The first known set of boxing rules, the Broughton rules, were created by Jack Broughton, a bare-knuckle champion, in 1743 after allegedly killing a man in the ring. Owen Swift, recording Broughton's rules in his book in 1840, states that Broughton codified his rule set in order to quell disputes which he claimed were "constant" and "continually arose amongst the supporters of the art."
- That a square of a yard be chalked in the middle of the stage; and every fresh set-to after a fall, or being parted from the rails, each second is to bring his man to the side of the square, and place him opposite to the other, and till they are fairly set to at the lines, it shall not be lawful for one to strike the other.
- That in order to prevent any disputes about the time a man lies after a fall, if the second does not bring his man to the side of the square within the space of half a minute, he shall be deemed a beaten man.
- That, in every main battle, no person whatever shall be upon the stage, except the principals and their seconds; the same rule to be observed in bye-battles, except that in the latter Mr. Broughton is allowed to be upon the stage to keep decorum, and to assist gentlemen in getting to their places, provided always he does not interfere in the battle; and whoever presumes to infringe these rules, to be turned immediately out of the house. Every body is to quit the stage as soon as the champions are stripped, before they set to.
- That no champion be deemed beaten unless he fails coming up to the line in the limited time, or that his own second declare him beaten. No second is to be allowed to ask his man's adversary any questions, or advise him to give out.

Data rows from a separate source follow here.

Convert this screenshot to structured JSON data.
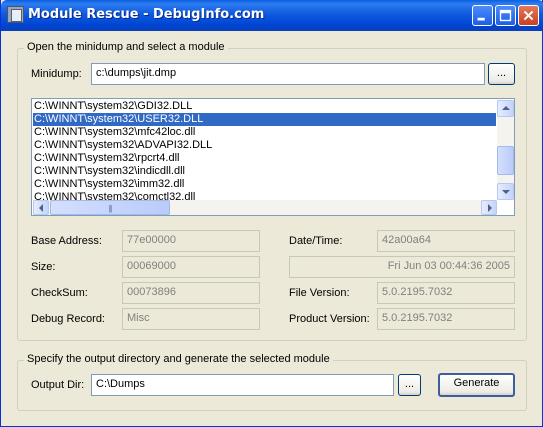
{
  "window": {
    "title": "Module Rescue - DebugInfo.com",
    "icons": {
      "app": "app-icon",
      "minimize": "minimize-icon",
      "maximize": "maximize-icon",
      "close": "close-icon"
    }
  },
  "dump_group": {
    "legend": "Open the minidump and select a module",
    "minidump_label": "Minidump:",
    "minidump_value": "c:\\dumps\\jit.dmp",
    "browse_label": "...",
    "modules": [
      "C:\\WINNT\\system32\\GDI32.DLL",
      "C:\\WINNT\\system32\\USER32.DLL",
      "C:\\WINNT\\system32\\mfc42loc.dll",
      "C:\\WINNT\\system32\\ADVAPI32.DLL",
      "C:\\WINNT\\system32\\rpcrt4.dll",
      "C:\\WINNT\\system32\\indicdll.dll",
      "C:\\WINNT\\system32\\imm32.dll",
      "C:\\WINNT\\system32\\comctl32.dll"
    ],
    "selected_index": 1
  },
  "details": {
    "base_address_label": "Base Address:",
    "base_address_value": "77e00000",
    "size_label": "Size:",
    "size_value": "00069000",
    "checksum_label": "CheckSum:",
    "checksum_value": "00073896",
    "debug_record_label": "Debug Record:",
    "debug_record_value": "Misc",
    "datetime_label": "Date/Time:",
    "datetime_value": "42a00a64",
    "datetime_text": "Fri Jun 03 00:44:36 2005",
    "file_version_label": "File Version:",
    "file_version_value": "5.0.2195.7032",
    "product_version_label": "Product Version:",
    "product_version_value": "5.0.2195.7032"
  },
  "output_group": {
    "legend": "Specify the output directory and generate the selected module",
    "output_dir_label": "Output Dir:",
    "output_dir_value": "C:\\Dumps",
    "browse_label": "...",
    "generate_label": "Generate"
  }
}
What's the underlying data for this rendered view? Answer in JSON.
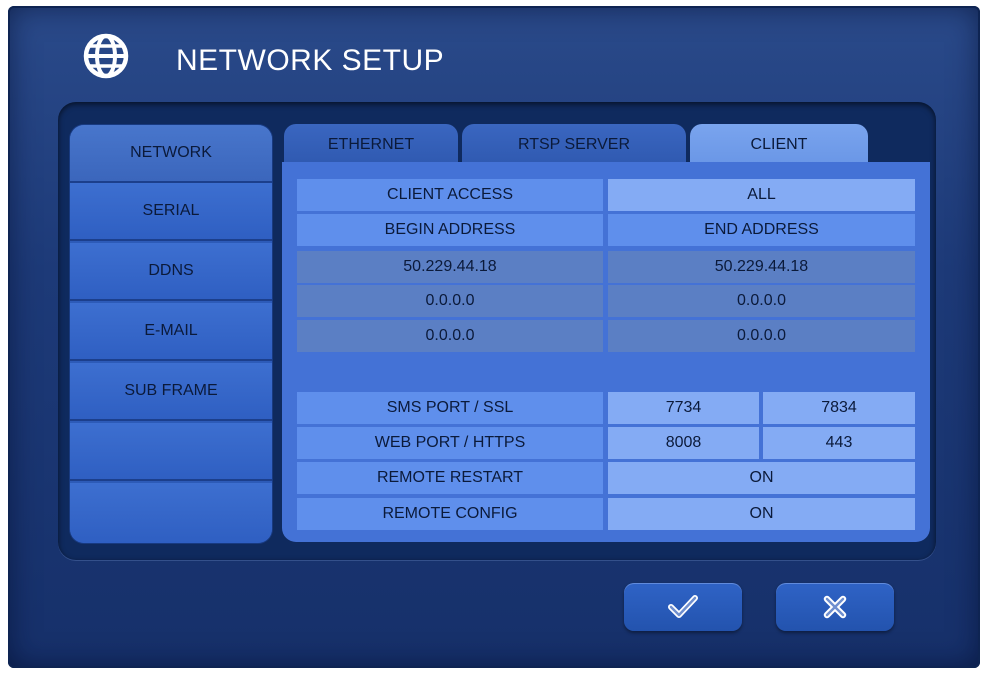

- That in bye-battles, the winning man to have two-thirds of the money given, which shall be publicly divided upon the stage, notwithstanding any private agreement made to the contrary.
- That to prevent disputes, in every main battle, the principals shall, on coming on the stage, choose from among the gentlemen present two umpires, who shall absolutely decide all disputes that may arise about the battle; and if the two umpires cannot agree the said umpires to choose a third, who is to determine it.
- That no person is to his adversary when he is down, or seize him by the ham, the breeches, or any part below the waist. A man on his knees to be reckoned down.